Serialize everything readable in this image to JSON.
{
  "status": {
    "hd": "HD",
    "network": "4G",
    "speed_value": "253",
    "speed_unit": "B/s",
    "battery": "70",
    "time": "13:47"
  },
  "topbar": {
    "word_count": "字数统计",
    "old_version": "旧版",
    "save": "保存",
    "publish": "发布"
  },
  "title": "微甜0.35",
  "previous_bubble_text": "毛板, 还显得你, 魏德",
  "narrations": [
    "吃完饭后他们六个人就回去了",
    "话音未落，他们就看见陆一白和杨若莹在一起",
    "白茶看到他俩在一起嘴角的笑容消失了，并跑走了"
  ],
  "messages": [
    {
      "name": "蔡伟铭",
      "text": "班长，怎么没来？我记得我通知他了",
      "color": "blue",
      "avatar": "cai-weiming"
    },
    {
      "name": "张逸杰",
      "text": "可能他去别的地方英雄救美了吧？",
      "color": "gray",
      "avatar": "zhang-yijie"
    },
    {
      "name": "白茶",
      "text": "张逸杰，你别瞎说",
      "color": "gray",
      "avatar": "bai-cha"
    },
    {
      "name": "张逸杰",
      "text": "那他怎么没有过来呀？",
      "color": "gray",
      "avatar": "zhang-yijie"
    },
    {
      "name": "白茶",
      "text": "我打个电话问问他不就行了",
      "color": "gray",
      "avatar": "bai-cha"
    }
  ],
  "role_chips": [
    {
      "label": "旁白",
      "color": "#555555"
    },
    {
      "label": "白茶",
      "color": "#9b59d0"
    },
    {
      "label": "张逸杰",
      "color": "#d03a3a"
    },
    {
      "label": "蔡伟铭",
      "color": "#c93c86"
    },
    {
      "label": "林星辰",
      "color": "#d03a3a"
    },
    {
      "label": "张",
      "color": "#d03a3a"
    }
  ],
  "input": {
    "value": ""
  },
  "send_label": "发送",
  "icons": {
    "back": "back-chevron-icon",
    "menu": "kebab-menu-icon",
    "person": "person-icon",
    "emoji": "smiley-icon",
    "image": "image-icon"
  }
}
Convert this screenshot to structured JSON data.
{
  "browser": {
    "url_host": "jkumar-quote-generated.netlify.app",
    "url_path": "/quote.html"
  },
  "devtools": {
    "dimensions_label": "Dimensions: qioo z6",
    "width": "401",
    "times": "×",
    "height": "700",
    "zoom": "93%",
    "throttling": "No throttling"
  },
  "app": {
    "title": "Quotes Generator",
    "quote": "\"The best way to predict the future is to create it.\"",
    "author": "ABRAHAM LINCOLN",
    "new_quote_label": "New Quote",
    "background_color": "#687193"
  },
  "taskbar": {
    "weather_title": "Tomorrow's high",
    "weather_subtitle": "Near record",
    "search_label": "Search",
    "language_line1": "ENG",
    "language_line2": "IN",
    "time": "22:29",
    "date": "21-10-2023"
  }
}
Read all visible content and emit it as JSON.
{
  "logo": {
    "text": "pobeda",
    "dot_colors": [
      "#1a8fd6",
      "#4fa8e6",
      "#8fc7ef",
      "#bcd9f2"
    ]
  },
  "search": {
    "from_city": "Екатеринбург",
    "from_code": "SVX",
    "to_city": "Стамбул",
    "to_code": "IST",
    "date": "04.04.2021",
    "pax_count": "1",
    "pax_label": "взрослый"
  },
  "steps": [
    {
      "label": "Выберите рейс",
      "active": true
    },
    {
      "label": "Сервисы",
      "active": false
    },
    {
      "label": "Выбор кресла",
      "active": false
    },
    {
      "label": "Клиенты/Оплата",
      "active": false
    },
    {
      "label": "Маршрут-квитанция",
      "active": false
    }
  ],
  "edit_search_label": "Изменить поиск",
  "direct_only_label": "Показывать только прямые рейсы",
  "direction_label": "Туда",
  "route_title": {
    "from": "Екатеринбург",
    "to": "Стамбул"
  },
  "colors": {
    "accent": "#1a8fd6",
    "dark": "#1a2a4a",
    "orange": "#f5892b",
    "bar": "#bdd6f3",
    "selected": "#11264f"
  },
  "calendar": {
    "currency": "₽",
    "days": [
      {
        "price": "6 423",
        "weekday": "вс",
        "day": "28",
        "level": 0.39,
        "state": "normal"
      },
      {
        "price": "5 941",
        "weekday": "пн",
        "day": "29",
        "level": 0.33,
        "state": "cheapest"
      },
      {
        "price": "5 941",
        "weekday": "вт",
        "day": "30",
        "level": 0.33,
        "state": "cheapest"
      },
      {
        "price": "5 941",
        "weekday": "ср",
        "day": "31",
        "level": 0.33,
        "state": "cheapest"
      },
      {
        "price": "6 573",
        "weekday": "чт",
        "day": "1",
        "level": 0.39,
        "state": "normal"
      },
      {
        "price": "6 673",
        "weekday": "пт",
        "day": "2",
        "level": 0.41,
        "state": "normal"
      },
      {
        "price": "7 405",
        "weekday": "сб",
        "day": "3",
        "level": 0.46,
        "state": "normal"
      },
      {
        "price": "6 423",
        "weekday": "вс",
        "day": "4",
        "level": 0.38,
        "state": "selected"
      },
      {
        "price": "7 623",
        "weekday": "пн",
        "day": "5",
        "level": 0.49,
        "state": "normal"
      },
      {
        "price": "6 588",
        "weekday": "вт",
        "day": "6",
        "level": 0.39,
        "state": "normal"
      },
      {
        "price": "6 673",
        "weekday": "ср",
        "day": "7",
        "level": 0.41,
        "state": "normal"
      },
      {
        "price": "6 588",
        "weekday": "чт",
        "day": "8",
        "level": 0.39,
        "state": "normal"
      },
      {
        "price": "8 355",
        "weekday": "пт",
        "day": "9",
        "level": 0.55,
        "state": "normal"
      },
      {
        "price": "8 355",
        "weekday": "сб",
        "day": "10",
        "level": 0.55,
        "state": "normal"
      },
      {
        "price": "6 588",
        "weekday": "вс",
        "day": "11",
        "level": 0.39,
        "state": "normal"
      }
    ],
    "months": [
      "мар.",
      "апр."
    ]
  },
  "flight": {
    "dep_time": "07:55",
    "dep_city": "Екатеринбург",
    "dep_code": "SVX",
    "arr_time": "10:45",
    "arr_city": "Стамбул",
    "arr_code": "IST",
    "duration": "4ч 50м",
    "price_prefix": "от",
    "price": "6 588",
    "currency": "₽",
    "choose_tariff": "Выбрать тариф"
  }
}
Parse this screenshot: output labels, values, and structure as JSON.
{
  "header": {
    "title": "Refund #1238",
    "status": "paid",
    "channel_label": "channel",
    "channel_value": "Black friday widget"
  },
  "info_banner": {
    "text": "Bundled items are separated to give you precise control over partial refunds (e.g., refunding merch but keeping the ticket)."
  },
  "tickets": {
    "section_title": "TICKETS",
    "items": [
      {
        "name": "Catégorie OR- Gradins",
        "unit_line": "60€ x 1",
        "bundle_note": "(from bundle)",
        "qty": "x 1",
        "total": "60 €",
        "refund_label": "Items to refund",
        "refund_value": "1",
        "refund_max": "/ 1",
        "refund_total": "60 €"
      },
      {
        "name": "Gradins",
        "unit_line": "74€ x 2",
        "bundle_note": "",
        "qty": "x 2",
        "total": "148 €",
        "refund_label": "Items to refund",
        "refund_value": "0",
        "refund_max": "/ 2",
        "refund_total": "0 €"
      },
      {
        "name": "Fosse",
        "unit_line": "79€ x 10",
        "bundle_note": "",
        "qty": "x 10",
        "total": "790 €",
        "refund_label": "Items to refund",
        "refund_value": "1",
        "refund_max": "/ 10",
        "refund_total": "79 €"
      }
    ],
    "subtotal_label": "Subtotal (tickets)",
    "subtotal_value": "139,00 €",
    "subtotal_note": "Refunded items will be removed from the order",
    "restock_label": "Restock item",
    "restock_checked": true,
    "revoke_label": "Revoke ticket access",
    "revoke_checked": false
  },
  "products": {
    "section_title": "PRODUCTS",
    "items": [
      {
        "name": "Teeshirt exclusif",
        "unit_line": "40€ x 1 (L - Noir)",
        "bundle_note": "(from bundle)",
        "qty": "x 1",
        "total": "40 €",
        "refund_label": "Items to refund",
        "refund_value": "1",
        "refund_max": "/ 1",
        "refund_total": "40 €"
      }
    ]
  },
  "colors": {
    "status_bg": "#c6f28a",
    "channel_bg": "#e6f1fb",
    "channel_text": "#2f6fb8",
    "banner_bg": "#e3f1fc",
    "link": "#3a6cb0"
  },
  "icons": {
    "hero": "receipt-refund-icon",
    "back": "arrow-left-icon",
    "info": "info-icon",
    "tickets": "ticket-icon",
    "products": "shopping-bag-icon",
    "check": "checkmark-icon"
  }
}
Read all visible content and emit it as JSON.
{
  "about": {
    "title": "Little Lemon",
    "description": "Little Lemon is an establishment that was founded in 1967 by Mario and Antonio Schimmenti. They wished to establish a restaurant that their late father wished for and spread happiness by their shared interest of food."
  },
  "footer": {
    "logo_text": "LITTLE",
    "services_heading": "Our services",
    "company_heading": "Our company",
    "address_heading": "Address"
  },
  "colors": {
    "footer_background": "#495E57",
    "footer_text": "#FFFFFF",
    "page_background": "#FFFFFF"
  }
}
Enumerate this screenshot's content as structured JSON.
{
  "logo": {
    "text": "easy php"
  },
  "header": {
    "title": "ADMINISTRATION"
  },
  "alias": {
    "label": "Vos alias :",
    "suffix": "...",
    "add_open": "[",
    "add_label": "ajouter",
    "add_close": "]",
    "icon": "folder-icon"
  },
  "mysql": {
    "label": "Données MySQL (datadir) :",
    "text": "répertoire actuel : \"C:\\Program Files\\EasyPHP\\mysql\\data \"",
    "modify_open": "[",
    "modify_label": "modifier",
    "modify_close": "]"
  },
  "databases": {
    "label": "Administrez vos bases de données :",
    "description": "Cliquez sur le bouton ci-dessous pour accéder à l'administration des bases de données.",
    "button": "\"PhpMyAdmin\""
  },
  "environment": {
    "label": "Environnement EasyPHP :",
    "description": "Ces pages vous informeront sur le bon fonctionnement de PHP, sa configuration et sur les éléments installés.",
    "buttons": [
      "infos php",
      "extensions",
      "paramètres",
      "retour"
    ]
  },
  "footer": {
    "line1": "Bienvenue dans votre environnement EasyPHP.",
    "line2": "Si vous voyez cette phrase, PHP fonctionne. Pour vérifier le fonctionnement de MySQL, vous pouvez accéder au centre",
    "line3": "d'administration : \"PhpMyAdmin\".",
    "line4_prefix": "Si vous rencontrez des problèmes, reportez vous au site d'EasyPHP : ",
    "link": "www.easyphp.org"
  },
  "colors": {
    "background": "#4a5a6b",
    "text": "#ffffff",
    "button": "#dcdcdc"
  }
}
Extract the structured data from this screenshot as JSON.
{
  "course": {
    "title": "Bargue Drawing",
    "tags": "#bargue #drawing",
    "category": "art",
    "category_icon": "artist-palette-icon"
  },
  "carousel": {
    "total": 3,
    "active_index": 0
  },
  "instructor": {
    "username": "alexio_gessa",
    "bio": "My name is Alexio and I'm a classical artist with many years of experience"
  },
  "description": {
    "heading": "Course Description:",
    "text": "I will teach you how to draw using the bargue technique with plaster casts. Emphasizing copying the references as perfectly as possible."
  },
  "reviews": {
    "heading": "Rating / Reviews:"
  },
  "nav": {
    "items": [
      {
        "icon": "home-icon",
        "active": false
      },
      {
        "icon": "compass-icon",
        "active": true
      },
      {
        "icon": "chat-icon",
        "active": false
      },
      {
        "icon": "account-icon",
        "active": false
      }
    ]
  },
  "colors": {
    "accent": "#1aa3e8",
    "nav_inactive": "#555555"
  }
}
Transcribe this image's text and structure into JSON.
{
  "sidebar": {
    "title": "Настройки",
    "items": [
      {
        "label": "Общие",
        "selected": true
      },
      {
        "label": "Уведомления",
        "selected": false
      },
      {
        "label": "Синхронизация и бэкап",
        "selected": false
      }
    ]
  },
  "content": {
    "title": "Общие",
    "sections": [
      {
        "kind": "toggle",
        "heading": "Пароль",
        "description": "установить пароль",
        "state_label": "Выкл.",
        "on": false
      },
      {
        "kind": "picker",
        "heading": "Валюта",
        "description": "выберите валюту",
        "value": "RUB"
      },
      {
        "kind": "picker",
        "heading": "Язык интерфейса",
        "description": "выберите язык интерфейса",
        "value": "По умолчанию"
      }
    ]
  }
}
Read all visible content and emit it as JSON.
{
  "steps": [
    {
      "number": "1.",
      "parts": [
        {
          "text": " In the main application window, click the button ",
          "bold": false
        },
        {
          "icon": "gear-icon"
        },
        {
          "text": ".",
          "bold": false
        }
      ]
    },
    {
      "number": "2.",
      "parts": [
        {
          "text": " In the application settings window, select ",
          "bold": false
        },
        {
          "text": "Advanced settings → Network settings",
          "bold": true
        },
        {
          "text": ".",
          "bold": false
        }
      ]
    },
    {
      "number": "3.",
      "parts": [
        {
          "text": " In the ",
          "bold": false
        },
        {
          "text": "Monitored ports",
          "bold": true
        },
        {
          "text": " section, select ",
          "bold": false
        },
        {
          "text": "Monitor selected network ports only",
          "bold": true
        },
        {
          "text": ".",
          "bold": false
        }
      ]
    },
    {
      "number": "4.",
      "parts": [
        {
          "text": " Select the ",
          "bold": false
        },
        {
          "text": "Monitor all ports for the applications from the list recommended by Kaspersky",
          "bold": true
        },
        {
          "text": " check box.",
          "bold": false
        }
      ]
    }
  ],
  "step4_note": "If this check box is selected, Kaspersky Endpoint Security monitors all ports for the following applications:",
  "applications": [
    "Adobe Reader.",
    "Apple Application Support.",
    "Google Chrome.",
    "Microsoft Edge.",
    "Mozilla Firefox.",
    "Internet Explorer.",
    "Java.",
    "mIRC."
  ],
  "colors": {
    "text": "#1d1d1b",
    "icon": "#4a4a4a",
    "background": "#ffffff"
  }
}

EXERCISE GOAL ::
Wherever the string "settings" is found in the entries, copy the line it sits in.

OUTPUT OF THE TASK ::
          "text": " In the application settings window, select ",
          "text": "Advanced settings → Network settings",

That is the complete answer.